▸ Provided records:

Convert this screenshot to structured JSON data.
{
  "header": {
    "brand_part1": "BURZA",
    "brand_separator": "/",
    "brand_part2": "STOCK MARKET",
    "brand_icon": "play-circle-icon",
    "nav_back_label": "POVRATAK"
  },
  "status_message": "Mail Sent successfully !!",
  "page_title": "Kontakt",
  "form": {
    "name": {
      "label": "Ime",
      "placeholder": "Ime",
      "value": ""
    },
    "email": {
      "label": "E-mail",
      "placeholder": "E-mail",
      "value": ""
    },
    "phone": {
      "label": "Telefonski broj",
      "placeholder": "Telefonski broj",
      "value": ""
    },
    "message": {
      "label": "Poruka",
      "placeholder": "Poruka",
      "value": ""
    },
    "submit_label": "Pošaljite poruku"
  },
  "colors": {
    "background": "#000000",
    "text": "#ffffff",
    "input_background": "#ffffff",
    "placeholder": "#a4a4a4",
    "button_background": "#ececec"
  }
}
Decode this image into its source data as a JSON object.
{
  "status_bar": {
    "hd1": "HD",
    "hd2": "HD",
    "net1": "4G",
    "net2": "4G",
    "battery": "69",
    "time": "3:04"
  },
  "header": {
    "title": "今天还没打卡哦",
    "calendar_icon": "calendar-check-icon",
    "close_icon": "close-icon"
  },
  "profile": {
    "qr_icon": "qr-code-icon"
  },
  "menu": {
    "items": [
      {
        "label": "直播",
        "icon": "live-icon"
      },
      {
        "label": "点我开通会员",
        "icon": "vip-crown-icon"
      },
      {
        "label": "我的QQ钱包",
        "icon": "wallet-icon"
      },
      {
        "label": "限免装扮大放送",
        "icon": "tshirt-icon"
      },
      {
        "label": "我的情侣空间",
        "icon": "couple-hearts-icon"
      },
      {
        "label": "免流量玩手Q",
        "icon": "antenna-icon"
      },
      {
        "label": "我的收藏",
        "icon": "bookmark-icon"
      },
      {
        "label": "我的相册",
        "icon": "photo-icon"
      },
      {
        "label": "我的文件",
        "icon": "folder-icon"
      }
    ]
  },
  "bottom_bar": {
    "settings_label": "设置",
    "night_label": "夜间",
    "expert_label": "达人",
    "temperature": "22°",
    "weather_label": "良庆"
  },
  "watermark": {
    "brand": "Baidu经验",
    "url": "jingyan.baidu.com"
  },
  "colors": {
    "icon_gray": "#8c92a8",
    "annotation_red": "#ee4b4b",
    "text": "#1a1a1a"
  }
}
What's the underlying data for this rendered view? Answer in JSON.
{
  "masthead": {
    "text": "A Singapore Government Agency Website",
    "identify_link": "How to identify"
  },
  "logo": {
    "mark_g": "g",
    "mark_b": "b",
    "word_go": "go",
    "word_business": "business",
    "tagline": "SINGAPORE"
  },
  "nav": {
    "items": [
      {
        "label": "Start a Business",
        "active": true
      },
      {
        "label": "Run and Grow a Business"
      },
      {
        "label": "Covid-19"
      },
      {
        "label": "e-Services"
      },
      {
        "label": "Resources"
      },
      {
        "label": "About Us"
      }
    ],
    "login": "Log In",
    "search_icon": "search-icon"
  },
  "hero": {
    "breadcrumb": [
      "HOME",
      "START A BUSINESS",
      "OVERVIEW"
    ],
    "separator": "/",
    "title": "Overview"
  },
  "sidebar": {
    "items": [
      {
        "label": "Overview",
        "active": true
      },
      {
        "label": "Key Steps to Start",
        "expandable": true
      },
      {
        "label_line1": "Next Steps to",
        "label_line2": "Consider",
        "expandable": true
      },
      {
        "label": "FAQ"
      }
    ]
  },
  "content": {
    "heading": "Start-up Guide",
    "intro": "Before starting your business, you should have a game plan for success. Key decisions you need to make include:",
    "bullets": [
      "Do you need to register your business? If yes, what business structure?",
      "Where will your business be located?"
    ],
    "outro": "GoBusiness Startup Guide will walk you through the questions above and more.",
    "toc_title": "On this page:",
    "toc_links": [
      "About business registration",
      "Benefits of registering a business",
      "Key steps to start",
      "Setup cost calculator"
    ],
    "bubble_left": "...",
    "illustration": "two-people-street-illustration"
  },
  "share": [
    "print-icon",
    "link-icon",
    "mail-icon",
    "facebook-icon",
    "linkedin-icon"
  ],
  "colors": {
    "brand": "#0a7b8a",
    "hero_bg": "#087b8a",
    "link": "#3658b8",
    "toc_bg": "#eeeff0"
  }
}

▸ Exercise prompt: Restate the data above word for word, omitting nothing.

▸ Completed task:
Convert this screenshot to structured JSON data.
{
  "header": {
    "brand_part1": "BURZA",
    "brand_separator": "/",
    "brand_part2": "STOCK MARKET",
    "brand_icon": "play-circle-icon",
    "nav_back_label": "POVRATAK"
  },
  "status_message": "Mail Sent successfully !!",
  "page_title": "Kontakt",
  "form": {
    "name": {
      "label": "Ime",
      "placeholder": "Ime",
      "value": ""
    },
    "email": {
      "label": "E-mail",
      "placeholder": "E-mail",
      "value": ""
    },
    "phone": {
      "label": "Telefonski broj",
      "placeholder": "Telefonski broj",
      "value": ""
    },
    "message": {
      "label": "Poruka",
      "placeholder": "Poruka",
      "value": ""
    },
    "submit_label": "Pošaljite poruku"
  },
  "colors": {
    "background": "#000000",
    "text": "#ffffff",
    "input_background": "#ffffff",
    "placeholder": "#a4a4a4",
    "button_background": "#ececec"
  }
}
Decode this image into its source data as a JSON object.
{
  "status_bar": {
    "hd1": "HD",
    "hd2": "HD",
    "net1": "4G",
    "net2": "4G",
    "battery": "69",
    "time": "3:04"
  },
  "header": {
    "title": "今天还没打卡哦",
    "calendar_icon": "calendar-check-icon",
    "close_icon": "close-icon"
  },
  "profile": {
    "qr_icon": "qr-code-icon"
  },
  "menu": {
    "items": [
      {
        "label": "直播",
        "icon": "live-icon"
      },
      {
        "label": "点我开通会员",
        "icon": "vip-crown-icon"
      },
      {
        "label": "我的QQ钱包",
        "icon": "wallet-icon"
      },
      {
        "label": "限免装扮大放送",
        "icon": "tshirt-icon"
      },
      {
        "label": "我的情侣空间",
        "icon": "couple-hearts-icon"
      },
      {
        "label": "免流量玩手Q",
        "icon": "antenna-icon"
      },
      {
        "label": "我的收藏",
        "icon": "bookmark-icon"
      },
      {
        "label": "我的相册",
        "icon": "photo-icon"
      },
      {
        "label": "我的文件",
        "icon": "folder-icon"
      }
    ]
  },
  "bottom_bar": {
    "settings_label": "设置",
    "night_label": "夜间",
    "expert_label": "达人",
    "temperature": "22°",
    "weather_label": "良庆"
  },
  "watermark": {
    "brand": "Baidu经验",
    "url": "jingyan.baidu.com"
  },
  "colors": {
    "icon_gray": "#8c92a8",
    "annotation_red": "#ee4b4b",
    "text": "#1a1a1a"
  }
}
What's the underlying data for this rendered view? Answer in JSON.
{
  "masthead": {
    "text": "A Singapore Government Agency Website",
    "identify_link": "How to identify"
  },
  "logo": {
    "mark_g": "g",
    "mark_b": "b",
    "word_go": "go",
    "word_business": "business",
    "tagline": "SINGAPORE"
  },
  "nav": {
    "items": [
      {
        "label": "Start a Business",
        "active": true
      },
      {
        "label": "Run and Grow a Business"
      },
      {
        "label": "Covid-19"
      },
      {
        "label": "e-Services"
      },
      {
        "label": "Resources"
      },
      {
        "label": "About Us"
      }
    ],
    "login": "Log In",
    "search_icon": "search-icon"
  },
  "hero": {
    "breadcrumb": [
      "HOME",
      "START A BUSINESS",
      "OVERVIEW"
    ],
    "separator": "/",
    "title": "Overview"
  },
  "sidebar": {
    "items": [
      {
        "label": "Overview",
        "active": true
      },
      {
        "label": "Key Steps to Start",
        "expandable": true
      },
      {
        "label_line1": "Next Steps to",
        "label_line2": "Consider",
        "expandable": true
      },
      {
        "label": "FAQ"
      }
    ]
  },
  "content": {
    "heading": "Start-up Guide",
    "intro": "Before starting your business, you should have a game plan for success. Key decisions you need to make include:",
    "bullets": [
      "Do you need to register your business? If yes, what business structure?",
      "Where will your business be located?"
    ],
    "outro": "GoBusiness Startup Guide will walk you through the questions above and more.",
    "toc_title": "On this page:",
    "toc_links": [
      "About business registration",
      "Benefits of registering a business",
      "Key steps to start",
      "Setup cost calculator"
    ],
    "bubble_left": "...",
    "illustration": "two-people-street-illustration"
  },
  "share": [
    "print-icon",
    "link-icon",
    "mail-icon",
    "facebook-icon",
    "linkedin-icon"
  ],
  "colors": {
    "brand": "#0a7b8a",
    "hero_bg": "#087b8a",
    "link": "#3658b8",
    "toc_bg": "#eeeff0"
  }
}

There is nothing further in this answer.